I attended high school many years before the term “nerd” was invented, but I certainly fit the category. I was good at math and science and terrible at sports. I played oboe in the school orchestra. I was smaller than most of the other guys, and I had pimples on my face. I could count the number of my friends on one hand, and each one was as nerdy as I.
For some inexplicable reason, I decided to try out for the Senior Play, The Man Who Came to Dinner. For some inexplicable reason, I got the part of the delivery man – a small part, but a speaking part. I had two lines. That was 1956, the last time I was on stage until 1998.
What possessed me to tread the boards once more? In 1998, our daughter, Liza, had just started middle school at Sandy Spring Friends School, in Sandy Spring, Maryland. SSFS stages a “community play” every year, calling on students, faculty, staff, parents, neighbors, and virtually anyone who might be interested, to audition for roles. The play that year was Our Town. Liza had won the part of the bratty little sister (type casting, I’m sure). She talked me into volunteering to be one of the townspeople, and I agreed, as long as I didn’t have to do anything but walk on and walk off.
About three weeks before the play opened, the director called me to ask if I could fill in for a student who had to drop out. Suddenly, I was Howie Newsome, the milk man, complete with crucial lines and a New England accent. Something clicked. I was good at this. I loved doing it.
Over the next four years I was in every single SSFS community play. I played a pirate in Peter Pan, Hector Nations in Foxfire, Uncle Henry/Gatekeeper in The Wizard of Oz, and Matthew Harrison Brady in Inherit the Wind. I was even called back in 2006 to play the architect, William Macy Stanton, in A Homestead Album, a play about Quakers involved in the Homestead Movement in Tennessee during the depression.

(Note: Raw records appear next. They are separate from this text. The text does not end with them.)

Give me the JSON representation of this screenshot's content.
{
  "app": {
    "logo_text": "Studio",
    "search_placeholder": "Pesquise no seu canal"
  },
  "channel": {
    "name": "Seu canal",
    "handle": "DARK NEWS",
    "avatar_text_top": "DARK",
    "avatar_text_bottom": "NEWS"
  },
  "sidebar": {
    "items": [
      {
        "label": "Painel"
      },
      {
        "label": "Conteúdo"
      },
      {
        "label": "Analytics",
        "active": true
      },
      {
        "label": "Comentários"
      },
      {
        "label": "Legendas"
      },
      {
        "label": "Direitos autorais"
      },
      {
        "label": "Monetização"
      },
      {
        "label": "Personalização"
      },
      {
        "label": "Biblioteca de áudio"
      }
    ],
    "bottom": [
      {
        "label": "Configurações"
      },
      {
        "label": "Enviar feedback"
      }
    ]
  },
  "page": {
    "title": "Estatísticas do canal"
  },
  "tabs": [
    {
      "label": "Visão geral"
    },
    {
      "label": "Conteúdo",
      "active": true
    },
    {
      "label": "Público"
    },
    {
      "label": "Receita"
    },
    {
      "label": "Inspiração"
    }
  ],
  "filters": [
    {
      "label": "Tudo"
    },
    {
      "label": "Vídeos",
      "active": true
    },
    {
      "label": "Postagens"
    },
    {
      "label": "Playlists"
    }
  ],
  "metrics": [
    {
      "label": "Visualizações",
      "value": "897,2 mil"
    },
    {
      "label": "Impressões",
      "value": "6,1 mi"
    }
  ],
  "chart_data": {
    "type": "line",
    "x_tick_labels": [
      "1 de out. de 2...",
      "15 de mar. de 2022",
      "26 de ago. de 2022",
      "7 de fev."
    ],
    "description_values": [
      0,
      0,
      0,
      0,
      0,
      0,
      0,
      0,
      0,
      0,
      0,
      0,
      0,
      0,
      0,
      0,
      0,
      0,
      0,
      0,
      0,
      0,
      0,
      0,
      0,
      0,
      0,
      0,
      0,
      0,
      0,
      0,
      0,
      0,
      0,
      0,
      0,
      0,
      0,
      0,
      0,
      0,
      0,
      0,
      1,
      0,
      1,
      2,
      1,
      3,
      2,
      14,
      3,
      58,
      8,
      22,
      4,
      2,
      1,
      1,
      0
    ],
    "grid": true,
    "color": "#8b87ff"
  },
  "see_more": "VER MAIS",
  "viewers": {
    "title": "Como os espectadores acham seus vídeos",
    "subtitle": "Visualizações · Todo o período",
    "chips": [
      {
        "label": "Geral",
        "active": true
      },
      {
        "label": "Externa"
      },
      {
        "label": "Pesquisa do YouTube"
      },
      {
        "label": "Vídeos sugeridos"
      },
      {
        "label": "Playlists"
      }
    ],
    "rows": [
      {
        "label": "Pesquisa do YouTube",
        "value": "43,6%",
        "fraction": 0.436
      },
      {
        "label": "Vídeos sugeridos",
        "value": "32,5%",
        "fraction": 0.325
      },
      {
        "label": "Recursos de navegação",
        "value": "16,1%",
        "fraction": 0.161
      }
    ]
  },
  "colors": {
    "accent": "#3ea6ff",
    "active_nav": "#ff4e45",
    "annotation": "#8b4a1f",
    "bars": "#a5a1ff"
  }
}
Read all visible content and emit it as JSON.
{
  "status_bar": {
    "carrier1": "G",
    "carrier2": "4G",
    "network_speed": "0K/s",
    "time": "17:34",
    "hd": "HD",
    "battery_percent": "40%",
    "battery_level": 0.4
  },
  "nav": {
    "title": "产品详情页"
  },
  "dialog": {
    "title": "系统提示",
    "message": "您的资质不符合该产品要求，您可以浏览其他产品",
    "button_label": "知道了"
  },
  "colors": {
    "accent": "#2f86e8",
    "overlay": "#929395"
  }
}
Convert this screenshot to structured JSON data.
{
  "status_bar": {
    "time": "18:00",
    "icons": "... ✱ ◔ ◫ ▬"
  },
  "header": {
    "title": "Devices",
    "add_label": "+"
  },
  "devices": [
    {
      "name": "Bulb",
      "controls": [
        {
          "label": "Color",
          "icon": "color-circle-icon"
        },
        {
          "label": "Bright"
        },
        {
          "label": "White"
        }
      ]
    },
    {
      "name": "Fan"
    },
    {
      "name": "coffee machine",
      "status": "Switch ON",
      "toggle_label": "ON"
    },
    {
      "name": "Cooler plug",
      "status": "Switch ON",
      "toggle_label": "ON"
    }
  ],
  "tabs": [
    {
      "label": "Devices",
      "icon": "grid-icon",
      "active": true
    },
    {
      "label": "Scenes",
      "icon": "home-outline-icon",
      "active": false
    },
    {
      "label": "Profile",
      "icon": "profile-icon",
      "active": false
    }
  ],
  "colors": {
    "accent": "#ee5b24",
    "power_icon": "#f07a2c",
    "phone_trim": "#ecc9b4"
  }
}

Live theater is, by its nature, unpredictable. The SSFS theater was a “black box” space: it had a backdrop, but no curtain and no stage, and it was housed in a building with metal roof that amplified the sound of anything that landed on it. Gentle rain sounded like a raging storm. Most times rain detracted from the play, but in a downpour during one performance of Our Town, my line was “Too bad about the weather. What with all the rain we’ve been havin’…” That was the only time that line got a hearty laugh.
Having been bitten by the acting bug, and being a diehard supporter of the theory of evolution, I wanted to play the William Jennings Bryan character in Inherit the Wind. There’s just something about the pomposity of such self-assured blowhards that appealed to the ham in me. I loved the part, but I could never remember all the lines in the opening courtroom scene. I was supposed to remark on the heat, ask the judge for permission to remove our suit jackets, and comment on Drummond’s (the Clarence Darrow part) red suspenders. In each of the four performances, I left out at least one of those elements, but never the same one. Thankfully, the rest of the cast was great at covering my lapses.
Dorothy’s Uncle Henry was a Kansas farmer. He wore overalls and high-top boots. Oz’s gate keeper wore green sequined slippers and a bright green suit (reportedly once worn by Willard Scott when he was Marshall of a St. Patrick’s Day parade). In the final act, there was precious little time to change costumes from the gate keeper back to Uncle Henry. On the last night’s performance, my feet had swollen and I couldn’t get my boots back on. I still had no boots on when we were called back on stage, so I went in my stocking feet. Instead of running down a ramp as the entrance required, I slid partway down and almost collided with one of the other actors. It looked stupid. In retrospect, I should have taken off my socks. Sometimes Kansas farmers go barefoot.
My favorite play was Foxfire, by Susan Cooper and Hume Cronyn, about the disappearance of mountain culture in Appalachia. Hector exists only in his widow’s imagination, but has a lot to say about how life used to be in the mountains. Katie said that this play was hard to watch, especially the scene where Hector’s body is laid out on a table and his estranged son comes home for the funeral, as a distant church bell tolls. This was a very emotional play. The first several times I read the play, I got choked up at Hector’s soliloquy at the end of the play, when he speaks about dirt, fertilizer, and returning to the earth. I worried that I wouldn’t be able to deliver those lines, but they came out without a catch.
As primitive as that theater was, as inexperienced as we actors were, as young as the orchestra sounded, we produced moments of pure magic, when the audience was completely caught up in the emotion of the scenes we created. For me, it was the feeling of being part of creating that magic that kept me going back to auditions. And, as hokey as it sounds, I would love to tread the boards once more.